This is the casserole that I always seem to make the last week of September. It is loosely based on a recipe from the Greens Cookbook, by Deborah Madison, but simplified. A winter squash gratin with a herb-y, wine-y, tomato sauce and cheese – Gruyere originally, but I have used Jarlsberg, or aged Gouda or Parmesan. —DebsLunch
peeled, seeded, chopped tomatoes (2 large tomatoes, 4-5 Romas, or canned)
chopped or sliced leeks or onions
chopped fresh thyme, sage, or parsley whatever you’ve got, or some of all three
large delicata squash, or small butternut
In This Recipe
Blanch the tomatoes, peel, seed and chop – or open a can! Pour 1 -2 TBLS olive oil in a skillet, warm it, and add the chopped onions or leeks.
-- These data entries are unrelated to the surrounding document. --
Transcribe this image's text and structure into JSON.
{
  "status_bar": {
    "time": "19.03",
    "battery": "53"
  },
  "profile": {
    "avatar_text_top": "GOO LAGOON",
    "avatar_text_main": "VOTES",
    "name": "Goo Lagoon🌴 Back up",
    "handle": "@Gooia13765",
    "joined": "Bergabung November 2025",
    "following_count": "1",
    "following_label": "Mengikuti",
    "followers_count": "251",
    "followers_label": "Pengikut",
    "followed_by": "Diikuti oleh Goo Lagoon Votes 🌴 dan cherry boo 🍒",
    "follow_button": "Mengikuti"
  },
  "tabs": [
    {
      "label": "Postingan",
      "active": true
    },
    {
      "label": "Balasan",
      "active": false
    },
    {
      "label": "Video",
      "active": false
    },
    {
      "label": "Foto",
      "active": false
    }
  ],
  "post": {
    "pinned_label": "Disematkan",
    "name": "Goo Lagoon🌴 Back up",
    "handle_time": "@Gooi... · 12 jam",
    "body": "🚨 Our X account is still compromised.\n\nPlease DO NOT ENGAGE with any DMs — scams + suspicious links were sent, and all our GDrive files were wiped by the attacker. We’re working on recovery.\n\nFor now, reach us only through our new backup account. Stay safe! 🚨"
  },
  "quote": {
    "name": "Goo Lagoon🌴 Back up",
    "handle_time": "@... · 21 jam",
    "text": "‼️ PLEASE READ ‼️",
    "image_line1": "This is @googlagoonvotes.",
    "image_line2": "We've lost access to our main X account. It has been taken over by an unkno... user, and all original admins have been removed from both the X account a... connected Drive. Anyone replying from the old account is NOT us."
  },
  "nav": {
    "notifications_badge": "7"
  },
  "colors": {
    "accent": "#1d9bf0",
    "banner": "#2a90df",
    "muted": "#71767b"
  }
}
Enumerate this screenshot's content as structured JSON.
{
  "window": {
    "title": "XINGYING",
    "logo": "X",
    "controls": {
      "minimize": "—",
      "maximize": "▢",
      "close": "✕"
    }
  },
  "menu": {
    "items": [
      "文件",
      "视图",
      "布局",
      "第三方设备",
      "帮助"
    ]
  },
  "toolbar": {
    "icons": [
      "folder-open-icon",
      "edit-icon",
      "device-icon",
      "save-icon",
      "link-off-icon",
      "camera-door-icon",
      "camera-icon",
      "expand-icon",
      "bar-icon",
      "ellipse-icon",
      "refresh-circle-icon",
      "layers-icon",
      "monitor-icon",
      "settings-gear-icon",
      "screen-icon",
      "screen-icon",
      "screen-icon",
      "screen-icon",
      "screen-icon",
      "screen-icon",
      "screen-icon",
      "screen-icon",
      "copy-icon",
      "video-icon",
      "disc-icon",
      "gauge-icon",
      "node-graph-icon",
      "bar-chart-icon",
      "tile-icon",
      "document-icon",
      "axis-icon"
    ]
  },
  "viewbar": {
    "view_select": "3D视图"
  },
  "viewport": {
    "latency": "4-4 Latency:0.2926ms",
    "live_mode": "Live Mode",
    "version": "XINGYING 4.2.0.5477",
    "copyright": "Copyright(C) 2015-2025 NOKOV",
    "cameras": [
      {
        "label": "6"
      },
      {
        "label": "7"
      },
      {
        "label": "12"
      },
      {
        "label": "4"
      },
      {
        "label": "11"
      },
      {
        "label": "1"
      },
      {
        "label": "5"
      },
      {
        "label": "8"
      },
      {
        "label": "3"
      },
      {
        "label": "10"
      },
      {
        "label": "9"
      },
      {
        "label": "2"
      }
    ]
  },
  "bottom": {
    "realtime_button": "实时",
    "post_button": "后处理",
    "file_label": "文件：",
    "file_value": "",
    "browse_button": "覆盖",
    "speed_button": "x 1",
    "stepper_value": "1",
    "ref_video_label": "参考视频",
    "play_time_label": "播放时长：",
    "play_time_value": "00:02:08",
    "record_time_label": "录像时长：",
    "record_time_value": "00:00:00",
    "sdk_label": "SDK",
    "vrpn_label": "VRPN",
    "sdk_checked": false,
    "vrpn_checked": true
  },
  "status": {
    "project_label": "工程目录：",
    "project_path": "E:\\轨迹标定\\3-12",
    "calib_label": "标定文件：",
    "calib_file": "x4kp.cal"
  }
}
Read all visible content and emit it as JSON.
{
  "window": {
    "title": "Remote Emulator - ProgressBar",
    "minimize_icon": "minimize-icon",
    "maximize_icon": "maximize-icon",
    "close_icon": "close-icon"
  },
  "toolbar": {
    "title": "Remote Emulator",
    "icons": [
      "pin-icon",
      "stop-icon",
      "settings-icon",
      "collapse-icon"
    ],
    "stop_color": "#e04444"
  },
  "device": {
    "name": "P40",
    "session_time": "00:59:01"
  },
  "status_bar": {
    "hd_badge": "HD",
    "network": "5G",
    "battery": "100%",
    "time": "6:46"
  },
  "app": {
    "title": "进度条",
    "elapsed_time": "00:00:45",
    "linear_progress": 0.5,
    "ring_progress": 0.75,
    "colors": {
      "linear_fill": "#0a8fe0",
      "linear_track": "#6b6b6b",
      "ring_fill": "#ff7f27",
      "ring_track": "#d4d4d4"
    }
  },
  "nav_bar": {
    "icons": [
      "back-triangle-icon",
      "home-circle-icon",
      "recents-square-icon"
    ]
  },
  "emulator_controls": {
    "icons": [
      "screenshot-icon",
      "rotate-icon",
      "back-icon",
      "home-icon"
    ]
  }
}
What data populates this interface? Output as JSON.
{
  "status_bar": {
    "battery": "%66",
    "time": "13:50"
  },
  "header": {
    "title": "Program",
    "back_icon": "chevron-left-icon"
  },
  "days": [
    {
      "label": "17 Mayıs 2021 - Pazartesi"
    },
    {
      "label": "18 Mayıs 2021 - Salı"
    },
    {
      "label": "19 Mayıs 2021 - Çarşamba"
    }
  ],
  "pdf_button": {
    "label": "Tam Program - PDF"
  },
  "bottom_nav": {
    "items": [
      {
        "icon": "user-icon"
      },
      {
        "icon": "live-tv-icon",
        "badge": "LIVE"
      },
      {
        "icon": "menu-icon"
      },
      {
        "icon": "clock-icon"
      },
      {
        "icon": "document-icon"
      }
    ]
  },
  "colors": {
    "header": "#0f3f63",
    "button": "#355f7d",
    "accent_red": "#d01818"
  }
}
Cook until the onions have softened, and then pour in the wine. Let most of it boil off, and then add the tomatoes. Cook down until most of the liquid is evaporated, season with salt & pepper, and stir in the herbs. Remove from the heat.
Meanwhile, peel the squash, cut it into rings, and seed it. Pour a little more olive oil in another skillet, and add the rings, and saute over medium high heat, turning, until they have a little color on both sides, then cover, and reduce the heat and cook until the squash is cooked though, but still firm. Alternatively, lightly oil a baking sheet, and set the squash rings or slices on it, turning them to coat with oil. Bake at 375 about 15 mins. until they have some good color.
Assemble the gratin: lightly oil a baking dish (I put too much oil in the skillet for frying the squash so I poured that into my baking dish), and spoon in a thin layer of tomato sauce. Arrange the squash rings artfully over the sauce. Fit the cheese slices in between the squash, and then spoon the rest of the tomato sauce over the top. Cover the dish with foil, and bake at 375° for 15 minutes, then uncover and bake 15 minutes more. Two of us ate about half the dish with rice, but a greedy squash-lover could easily consume the whole thing – alternatively, it might feed 6 if there were other dishes on offer. You can also use it as the filling for a savory tart, as shown in the picture.